Equifax is helping put you in control of your Equifax credit report. With Lock & Alert, you can quickly and easily lock and unlock your Equifax credit report with a click or swipe, and we’ll send a confirmation alert.1

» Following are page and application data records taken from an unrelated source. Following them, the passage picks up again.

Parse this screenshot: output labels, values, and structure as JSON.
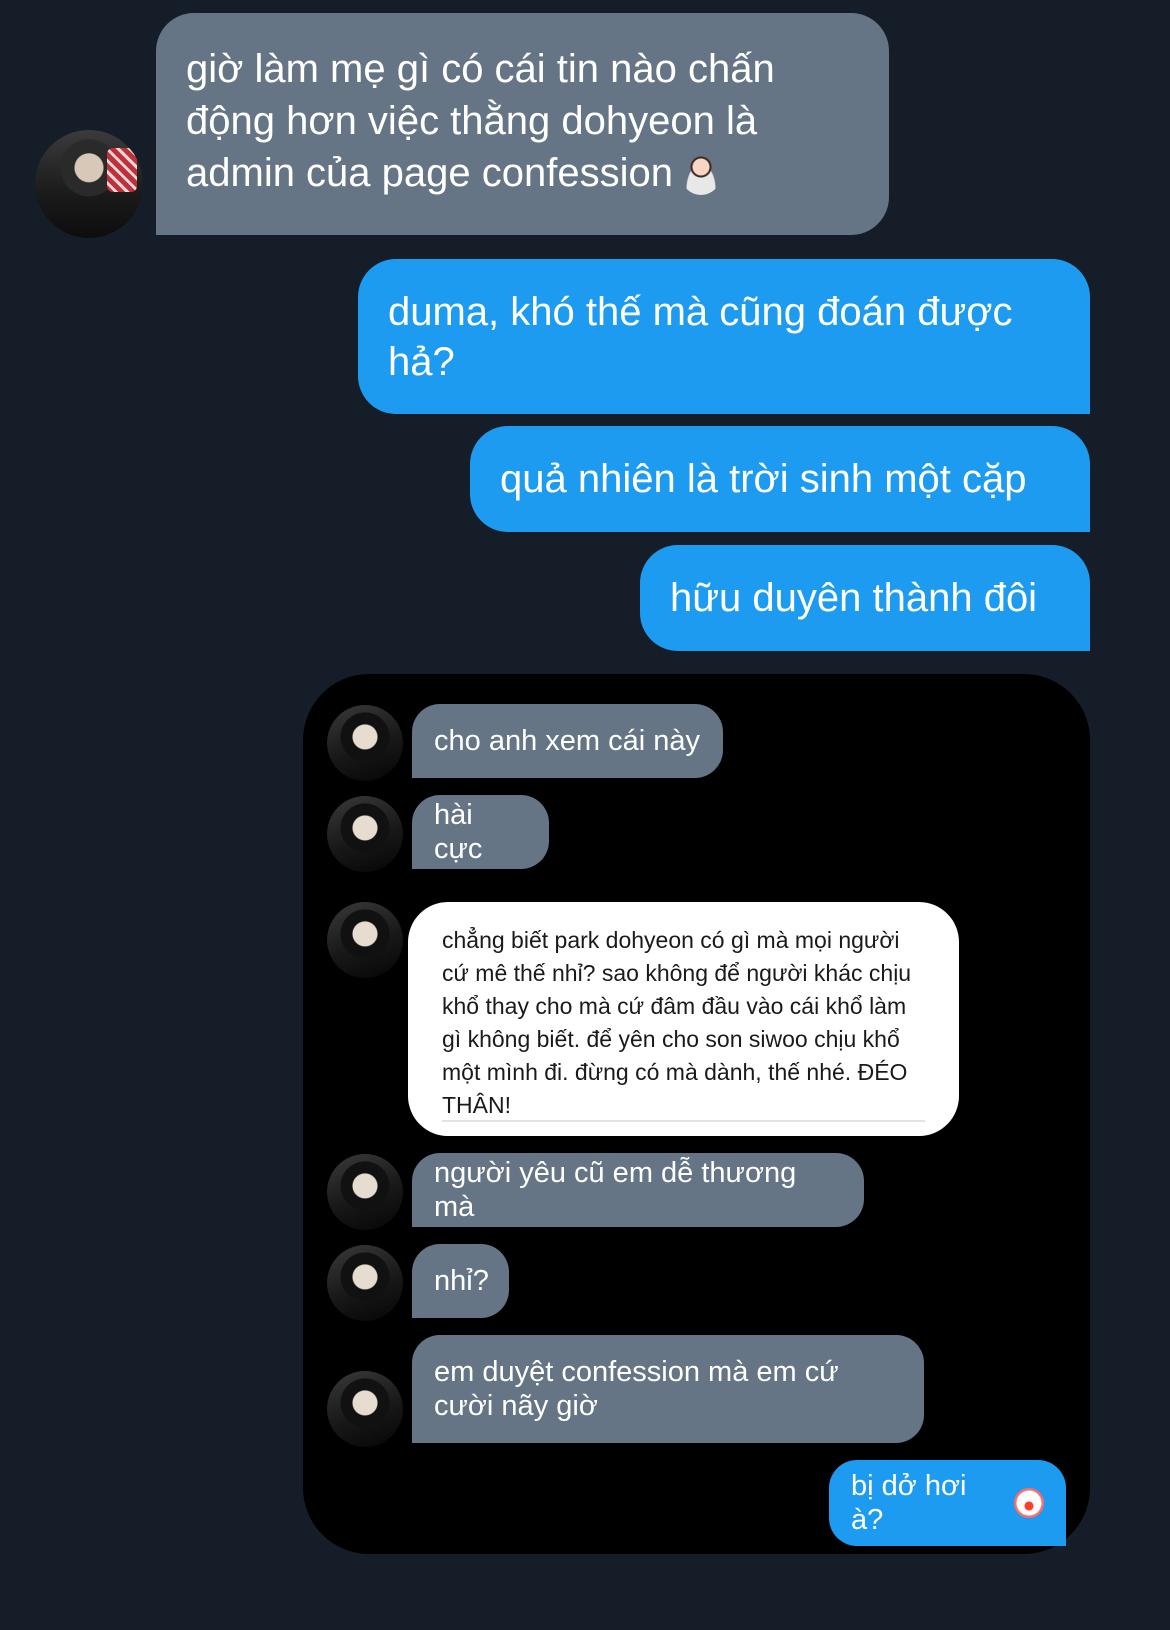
{
  "conversation": {
    "incoming_avatar": {
      "icon": "user-avatar"
    },
    "incoming_message": "giờ làm mẹ gì có cái tin nào chấn động hơn việc thằng dohyeon là admin của page confession",
    "incoming_emoji": "person-shrugging-emoji",
    "outgoing_messages": [
      "duma, khó thế mà cũng đoán được hả?",
      "quả nhiên là trời sinh một cặp",
      "hữu duyên thành đôi"
    ]
  },
  "screenshot": {
    "contact_avatar": {
      "icon": "contact-avatar"
    },
    "messages": [
      "cho anh xem cái này",
      "hài cực"
    ],
    "confession_card": {
      "text": "chẳng biết park dohyeon có gì mà mọi người cứ mê thế nhỉ? sao không để người khác chịu khổ thay cho mà cứ đâm đầu vào cái khổ làm gì không biết. để yên cho son siwoo chịu khổ một mình đi. đừng có mà dành, thế nhé. ĐÉO THÂN!"
    },
    "messages_after": [
      "người yêu cũ em dễ thương mà",
      "nhỉ?",
      "em duyệt confession mà em cứ cười nãy giờ"
    ],
    "outgoing_message": "bị dở hơi à?",
    "outgoing_emoji": "clown-face-emoji"
  },
  "colors": {
    "background": "#151e28",
    "incoming_bubble": "#657585",
    "outgoing_bubble": "#1d9bf0",
    "screenshot_background": "#000000"
  }
}
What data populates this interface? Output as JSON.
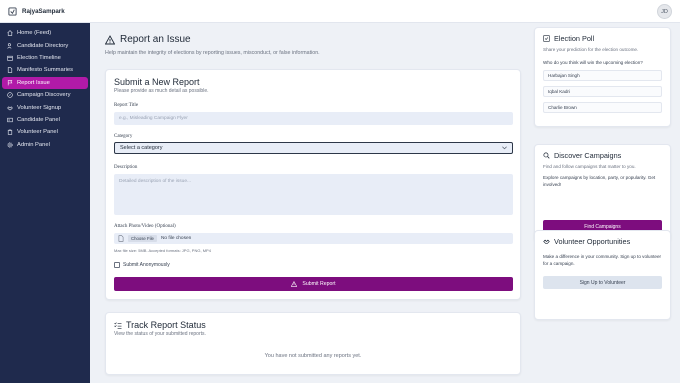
{
  "app": {
    "brand": "RajyaSampark",
    "avatar_initials": "JD"
  },
  "sidebar": {
    "items": [
      {
        "label": "Home (Feed)",
        "icon": "home-icon",
        "active": false
      },
      {
        "label": "Candidate Directory",
        "icon": "users-icon",
        "active": false
      },
      {
        "label": "Election Timeline",
        "icon": "calendar-icon",
        "active": false
      },
      {
        "label": "Manifesto Summaries",
        "icon": "document-icon",
        "active": false
      },
      {
        "label": "Report Issue",
        "icon": "flag-icon",
        "active": true
      },
      {
        "label": "Campaign Discovery",
        "icon": "compass-icon",
        "active": false
      },
      {
        "label": "Volunteer Signup",
        "icon": "handshake-icon",
        "active": false
      },
      {
        "label": "Candidate Panel",
        "icon": "id-card-icon",
        "active": false
      },
      {
        "label": "Volunteer Panel",
        "icon": "clipboard-icon",
        "active": false
      },
      {
        "label": "Admin Panel",
        "icon": "gear-icon",
        "active": false
      }
    ]
  },
  "page": {
    "title": "Report an Issue",
    "subtitle": "Help maintain the integrity of elections by reporting issues, misconduct, or false information."
  },
  "form": {
    "title": "Submit a New Report",
    "subtitle": "Please provide as much detail as possible.",
    "report_title_label": "Report Title",
    "report_title_placeholder": "e.g., Misleading Campaign Flyer",
    "category_label": "Category",
    "category_value": "Select a category",
    "description_label": "Description",
    "description_placeholder": "Detailed description of the issue...",
    "attach_label": "Attach Photo/Video (Optional)",
    "choose_file_label": "Choose File",
    "no_file_text": "No file chosen",
    "file_hint": "Max file size: 5MB. Accepted formats: JPG, PNG, MP4",
    "anonymous_label": "Submit Anonymously",
    "submit_label": "Submit Report"
  },
  "track": {
    "title": "Track Report Status",
    "subtitle": "View the status of your submitted reports.",
    "empty_message": "You have not submitted any reports yet."
  },
  "poll": {
    "title": "Election Poll",
    "subtitle": "Share your prediction for the election outcome.",
    "question": "Who do you think will win the upcoming election?",
    "options": [
      "Harbajan Singh",
      "Iqbal Kadri",
      "Charlie Brown"
    ]
  },
  "discover": {
    "title": "Discover Campaigns",
    "subtitle": "Find and follow campaigns that matter to you.",
    "body": "Explore campaigns by location, party, or popularity. Get involved!",
    "button": "Find Campaigns"
  },
  "volunteer": {
    "title": "Volunteer Opportunities",
    "body": "Make a difference in your community. Sign up to volunteer for a campaign.",
    "button": "Sign Up to Volunteer"
  },
  "colors": {
    "sidebar_bg": "#1f2a4d",
    "active_nav": "#b11aa8",
    "primary_button": "#7d0d7e"
  }
}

  1. Locking your Equifax credit file will prevent access to it by certain third parties. Locking your Equifax credit file will not prevent access to your credit file at any other credit reporting agency. Entities that may still have access to your Equifax credit file include: companies like Equifax Global Consumer Solutions which provide you with access to your credit report or credit score, or monitor your credit file; federal, state, and local government agencies; companies reviewing your application for employment; companies that have a current account or relationship with you, and collection agencies acting on behalf of those whom you owe; for fraud detection purposes; and companies that wish to make pre-approved offers of credit or insurance to you. To opt out of such pre-approved offers, visit